(Data records for software interfaces)
Content starts
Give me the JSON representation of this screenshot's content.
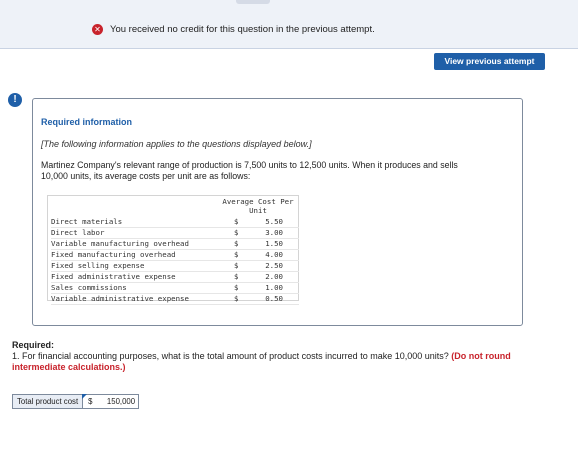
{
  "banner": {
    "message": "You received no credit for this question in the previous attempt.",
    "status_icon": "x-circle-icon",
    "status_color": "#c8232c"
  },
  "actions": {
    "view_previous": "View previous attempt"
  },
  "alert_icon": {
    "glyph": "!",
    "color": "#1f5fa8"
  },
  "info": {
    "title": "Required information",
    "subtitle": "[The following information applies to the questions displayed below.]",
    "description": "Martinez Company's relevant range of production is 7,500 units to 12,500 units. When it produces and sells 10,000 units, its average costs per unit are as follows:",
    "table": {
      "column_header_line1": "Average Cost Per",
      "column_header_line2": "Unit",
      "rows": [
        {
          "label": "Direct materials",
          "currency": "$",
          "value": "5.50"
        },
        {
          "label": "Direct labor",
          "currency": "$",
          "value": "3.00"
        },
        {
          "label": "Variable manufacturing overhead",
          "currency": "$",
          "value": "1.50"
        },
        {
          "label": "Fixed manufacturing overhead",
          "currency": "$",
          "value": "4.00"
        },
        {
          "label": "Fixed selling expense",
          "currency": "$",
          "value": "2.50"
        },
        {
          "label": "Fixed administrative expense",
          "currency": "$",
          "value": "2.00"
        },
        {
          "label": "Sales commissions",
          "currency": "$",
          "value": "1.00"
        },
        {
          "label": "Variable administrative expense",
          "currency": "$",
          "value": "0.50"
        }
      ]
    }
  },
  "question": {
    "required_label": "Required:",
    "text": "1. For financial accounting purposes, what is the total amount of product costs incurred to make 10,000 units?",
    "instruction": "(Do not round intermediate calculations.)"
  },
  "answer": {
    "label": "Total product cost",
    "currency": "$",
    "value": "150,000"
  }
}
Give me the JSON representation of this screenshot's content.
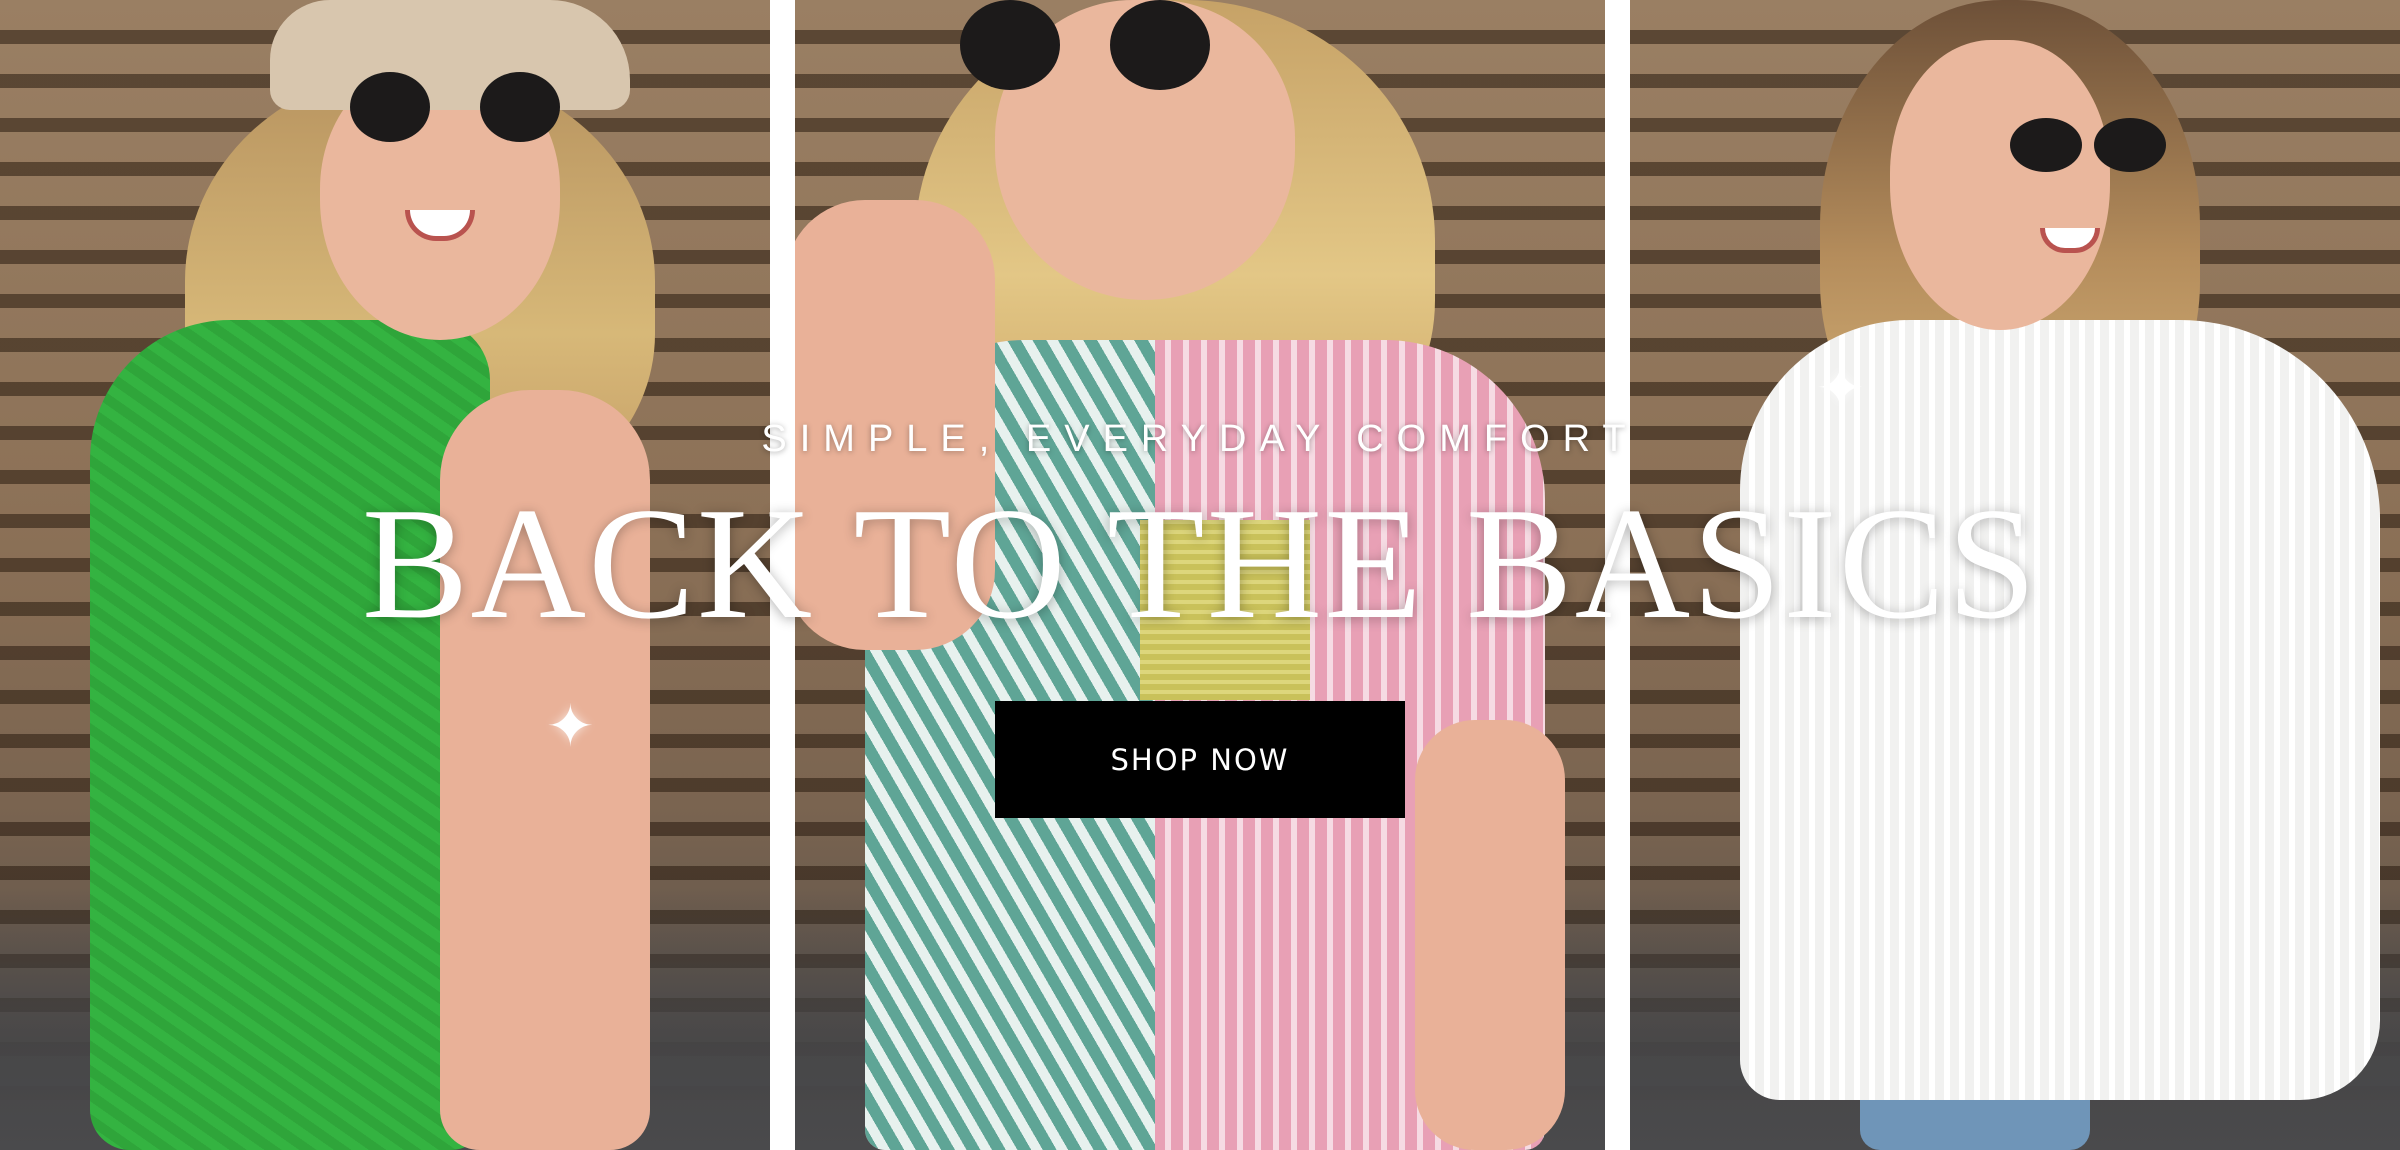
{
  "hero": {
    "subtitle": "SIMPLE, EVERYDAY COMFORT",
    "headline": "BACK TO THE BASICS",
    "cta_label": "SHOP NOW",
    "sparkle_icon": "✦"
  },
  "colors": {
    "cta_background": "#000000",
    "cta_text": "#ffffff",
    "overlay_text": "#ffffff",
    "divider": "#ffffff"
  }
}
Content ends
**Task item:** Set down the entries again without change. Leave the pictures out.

**Exercise answer:**
Give me the JSON representation of this screenshot's content.
{
  "banner": {
    "message": "You received no credit for this question in the previous attempt.",
    "status_icon": "x-circle-icon",
    "status_color": "#c8232c"
  },
  "actions": {
    "view_previous": "View previous attempt"
  },
  "alert_icon": {
    "glyph": "!",
    "color": "#1f5fa8"
  },
  "info": {
    "title": "Required information",
    "subtitle": "[The following information applies to the questions displayed below.]",
    "description": "Martinez Company's relevant range of production is 7,500 units to 12,500 units. When it produces and sells 10,000 units, its average costs per unit are as follows:",
    "table": {
      "column_header_line1": "Average Cost Per",
      "column_header_line2": "Unit",
      "rows": [
        {
          "label": "Direct materials",
          "currency": "$",
          "value": "5.50"
        },
        {
          "label": "Direct labor",
          "currency": "$",
          "value": "3.00"
        },
        {
          "label": "Variable manufacturing overhead",
          "currency": "$",
          "value": "1.50"
        },
        {
          "label": "Fixed manufacturing overhead",
          "currency": "$",
          "value": "4.00"
        },
        {
          "label": "Fixed selling expense",
          "currency": "$",
          "value": "2.50"
        },
        {
          "label": "Fixed administrative expense",
          "currency": "$",
          "value": "2.00"
        },
        {
          "label": "Sales commissions",
          "currency": "$",
          "value": "1.00"
        },
        {
          "label": "Variable administrative expense",
          "currency": "$",
          "value": "0.50"
        }
      ]
    }
  },
  "question": {
    "required_label": "Required:",
    "text": "1. For financial accounting purposes, what is the total amount of product costs incurred to make 10,000 units?",
    "instruction": "(Do not round intermediate calculations.)"
  },
  "answer": {
    "label": "Total product cost",
    "currency": "$",
    "value": "150,000"
  }
}
Give me the JSON representation of this screenshot's content.
{
  "hero": {
    "subtitle": "SIMPLE, EVERYDAY COMFORT",
    "headline": "BACK TO THE BASICS",
    "cta_label": "SHOP NOW",
    "sparkle_icon": "✦"
  },
  "colors": {
    "cta_background": "#000000",
    "cta_text": "#ffffff",
    "overlay_text": "#ffffff",
    "divider": "#ffffff"
  }
}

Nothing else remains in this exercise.